THE TASK: Each line below that holds the word "Отменить" counts once. Say how many such lines there are, and no more.

(Entries from a dataset of interfaces)
|---|
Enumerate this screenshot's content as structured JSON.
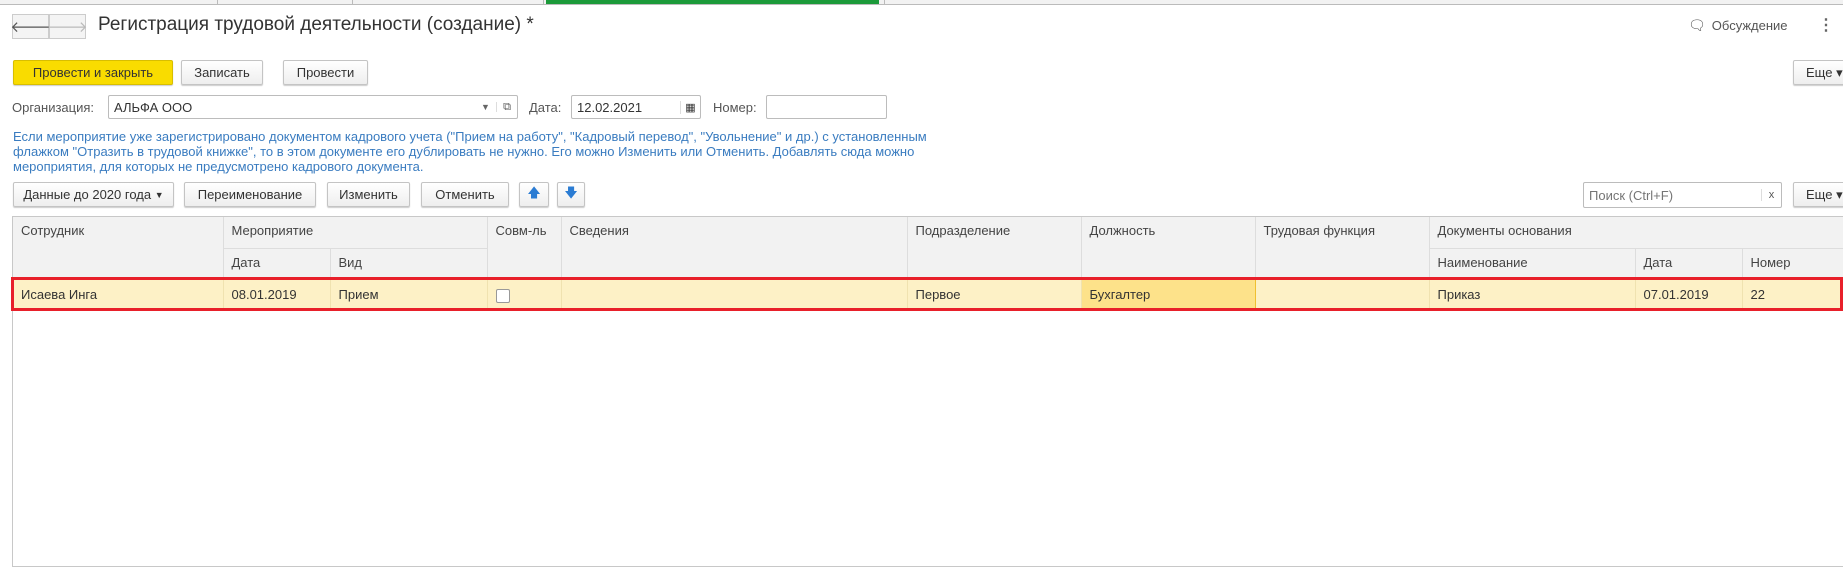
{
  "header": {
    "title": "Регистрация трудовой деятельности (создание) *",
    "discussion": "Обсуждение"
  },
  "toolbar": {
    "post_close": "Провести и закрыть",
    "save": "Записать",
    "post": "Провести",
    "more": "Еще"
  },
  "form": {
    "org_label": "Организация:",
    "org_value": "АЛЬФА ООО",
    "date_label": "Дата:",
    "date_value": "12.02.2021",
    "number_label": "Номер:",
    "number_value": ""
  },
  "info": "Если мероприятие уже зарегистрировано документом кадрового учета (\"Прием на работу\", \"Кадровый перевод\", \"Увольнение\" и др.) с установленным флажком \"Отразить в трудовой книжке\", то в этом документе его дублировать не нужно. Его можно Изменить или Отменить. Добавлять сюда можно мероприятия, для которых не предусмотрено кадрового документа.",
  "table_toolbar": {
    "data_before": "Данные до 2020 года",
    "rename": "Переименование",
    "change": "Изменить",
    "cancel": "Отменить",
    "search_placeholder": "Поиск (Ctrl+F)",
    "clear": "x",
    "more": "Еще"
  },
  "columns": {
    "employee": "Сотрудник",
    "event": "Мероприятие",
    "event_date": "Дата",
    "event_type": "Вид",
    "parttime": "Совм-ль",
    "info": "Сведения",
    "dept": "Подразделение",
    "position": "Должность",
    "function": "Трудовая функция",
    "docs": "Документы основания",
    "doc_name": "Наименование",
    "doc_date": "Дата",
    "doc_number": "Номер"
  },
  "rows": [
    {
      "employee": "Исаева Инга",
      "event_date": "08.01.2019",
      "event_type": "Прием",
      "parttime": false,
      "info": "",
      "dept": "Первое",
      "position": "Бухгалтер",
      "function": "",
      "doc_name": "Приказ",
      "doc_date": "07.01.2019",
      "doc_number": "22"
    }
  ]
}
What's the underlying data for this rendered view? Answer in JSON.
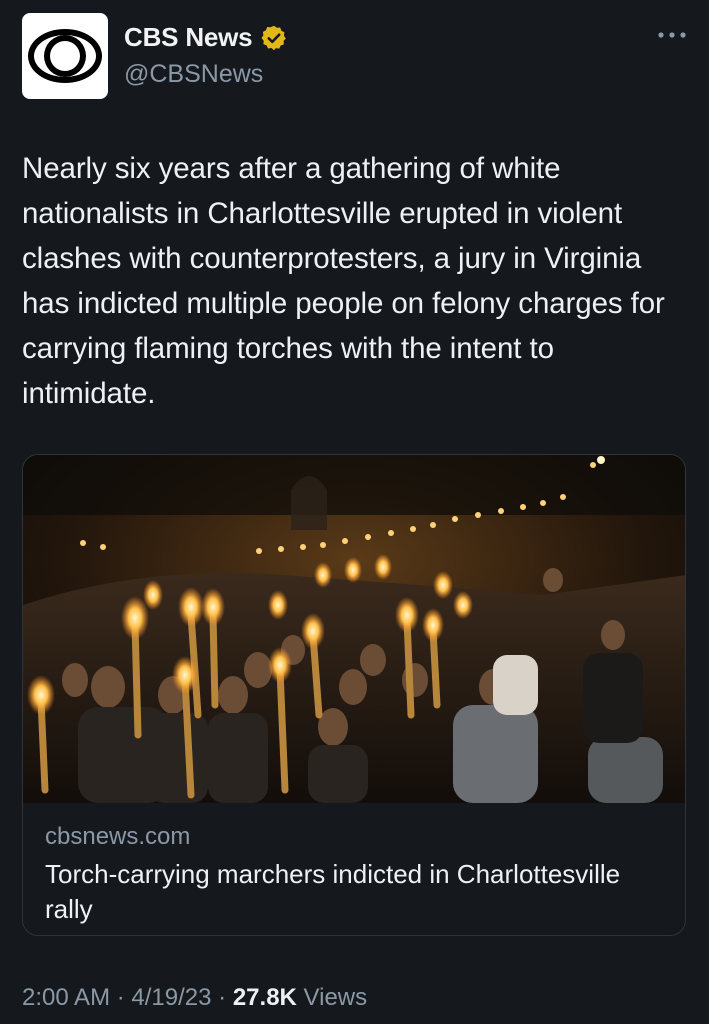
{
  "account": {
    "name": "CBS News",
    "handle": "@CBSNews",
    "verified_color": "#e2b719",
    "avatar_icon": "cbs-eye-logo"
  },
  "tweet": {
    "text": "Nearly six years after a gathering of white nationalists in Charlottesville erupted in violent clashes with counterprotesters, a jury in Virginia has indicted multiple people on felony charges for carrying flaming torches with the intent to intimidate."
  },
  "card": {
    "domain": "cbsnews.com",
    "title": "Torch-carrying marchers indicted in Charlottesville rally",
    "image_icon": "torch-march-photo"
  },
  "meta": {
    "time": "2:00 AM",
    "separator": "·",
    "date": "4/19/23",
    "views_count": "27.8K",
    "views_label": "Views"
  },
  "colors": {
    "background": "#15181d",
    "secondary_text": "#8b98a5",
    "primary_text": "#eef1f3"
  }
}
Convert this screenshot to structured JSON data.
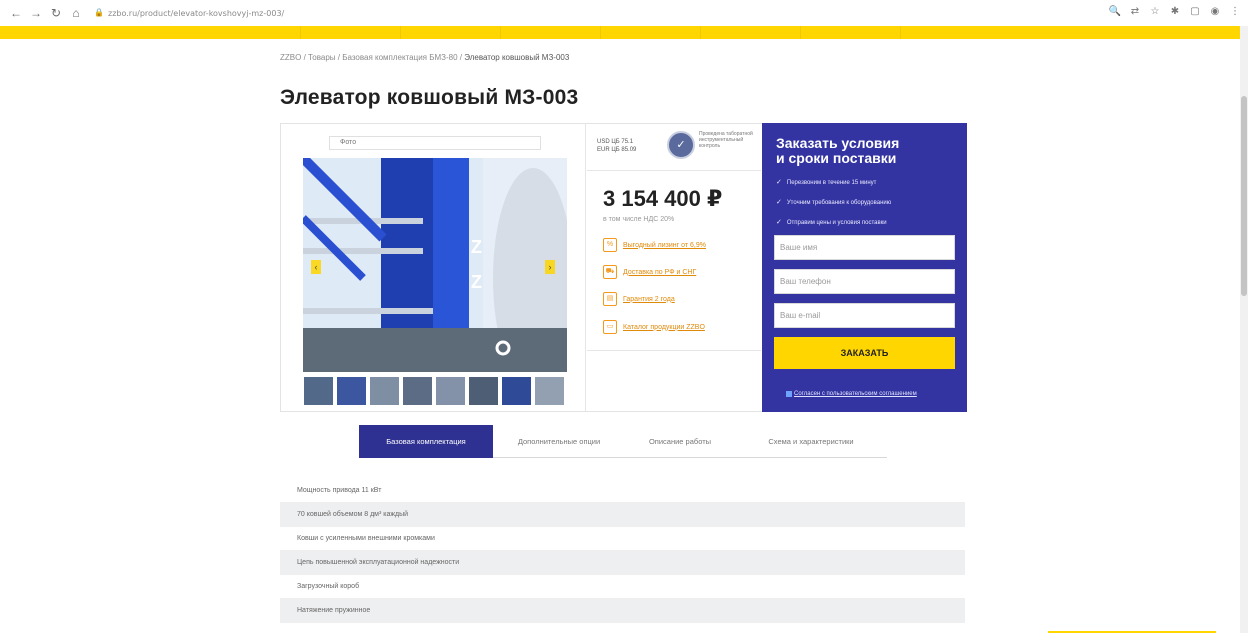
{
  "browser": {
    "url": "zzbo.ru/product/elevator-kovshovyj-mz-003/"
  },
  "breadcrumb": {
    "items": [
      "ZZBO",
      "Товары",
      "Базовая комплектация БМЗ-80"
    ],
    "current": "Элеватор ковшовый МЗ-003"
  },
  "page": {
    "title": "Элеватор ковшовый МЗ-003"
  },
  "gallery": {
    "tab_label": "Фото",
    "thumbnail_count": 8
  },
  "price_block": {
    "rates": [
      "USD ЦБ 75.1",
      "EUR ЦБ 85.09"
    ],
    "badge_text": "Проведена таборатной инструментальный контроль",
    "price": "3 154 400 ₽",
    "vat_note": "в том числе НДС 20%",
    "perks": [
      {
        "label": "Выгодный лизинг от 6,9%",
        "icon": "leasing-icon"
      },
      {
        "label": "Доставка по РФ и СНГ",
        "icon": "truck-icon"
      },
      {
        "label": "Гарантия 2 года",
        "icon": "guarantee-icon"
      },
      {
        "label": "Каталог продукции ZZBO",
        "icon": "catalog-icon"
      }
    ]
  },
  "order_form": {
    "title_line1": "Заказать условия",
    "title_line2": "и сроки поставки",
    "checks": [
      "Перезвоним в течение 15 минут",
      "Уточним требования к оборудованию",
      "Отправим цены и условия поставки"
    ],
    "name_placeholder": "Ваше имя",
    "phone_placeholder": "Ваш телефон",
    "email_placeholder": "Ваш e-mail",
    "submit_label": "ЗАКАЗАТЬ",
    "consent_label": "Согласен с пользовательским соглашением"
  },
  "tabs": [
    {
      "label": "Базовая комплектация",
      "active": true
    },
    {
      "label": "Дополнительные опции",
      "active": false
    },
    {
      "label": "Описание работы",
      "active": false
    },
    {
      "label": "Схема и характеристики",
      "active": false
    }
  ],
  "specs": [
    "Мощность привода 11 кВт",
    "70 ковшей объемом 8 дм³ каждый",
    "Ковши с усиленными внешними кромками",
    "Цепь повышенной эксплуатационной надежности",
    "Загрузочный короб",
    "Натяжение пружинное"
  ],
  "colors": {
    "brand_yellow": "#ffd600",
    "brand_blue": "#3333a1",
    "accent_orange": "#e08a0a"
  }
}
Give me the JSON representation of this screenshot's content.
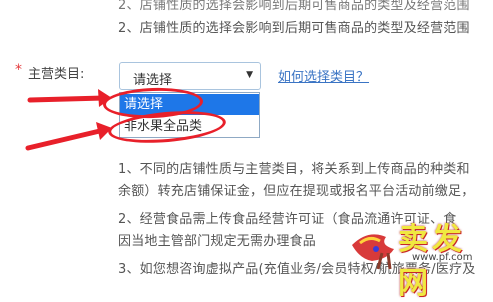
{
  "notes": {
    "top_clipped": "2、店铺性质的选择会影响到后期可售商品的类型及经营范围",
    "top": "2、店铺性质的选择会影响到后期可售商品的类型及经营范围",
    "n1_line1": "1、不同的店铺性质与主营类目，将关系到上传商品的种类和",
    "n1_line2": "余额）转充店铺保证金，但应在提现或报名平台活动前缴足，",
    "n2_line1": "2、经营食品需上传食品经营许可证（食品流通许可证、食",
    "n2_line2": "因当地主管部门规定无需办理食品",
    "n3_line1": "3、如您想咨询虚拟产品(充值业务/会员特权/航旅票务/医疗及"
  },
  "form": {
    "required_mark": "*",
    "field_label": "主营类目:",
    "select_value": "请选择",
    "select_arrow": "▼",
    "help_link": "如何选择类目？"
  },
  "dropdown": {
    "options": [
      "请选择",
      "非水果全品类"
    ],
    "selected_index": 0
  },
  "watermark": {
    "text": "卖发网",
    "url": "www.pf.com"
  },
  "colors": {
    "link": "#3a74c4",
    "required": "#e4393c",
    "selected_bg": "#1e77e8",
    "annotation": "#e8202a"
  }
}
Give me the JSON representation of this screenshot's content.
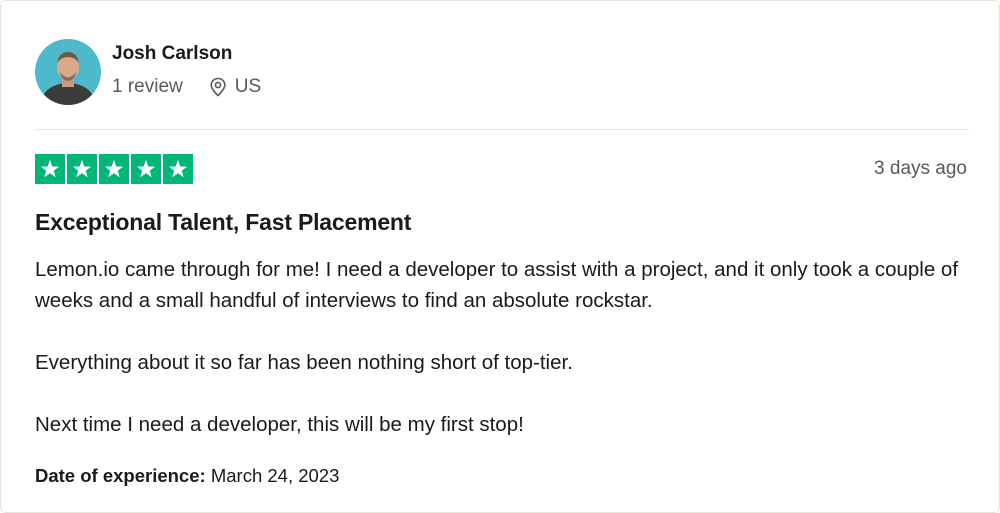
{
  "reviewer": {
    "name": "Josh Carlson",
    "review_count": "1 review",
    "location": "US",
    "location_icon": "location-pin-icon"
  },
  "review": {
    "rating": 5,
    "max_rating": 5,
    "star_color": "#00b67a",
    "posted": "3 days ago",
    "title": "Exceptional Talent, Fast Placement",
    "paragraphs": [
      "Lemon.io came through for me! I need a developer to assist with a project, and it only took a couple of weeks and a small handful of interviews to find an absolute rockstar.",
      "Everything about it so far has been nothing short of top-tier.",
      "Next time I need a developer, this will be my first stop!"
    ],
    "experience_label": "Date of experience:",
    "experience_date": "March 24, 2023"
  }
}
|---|
EXERCISE SOLUTION: 2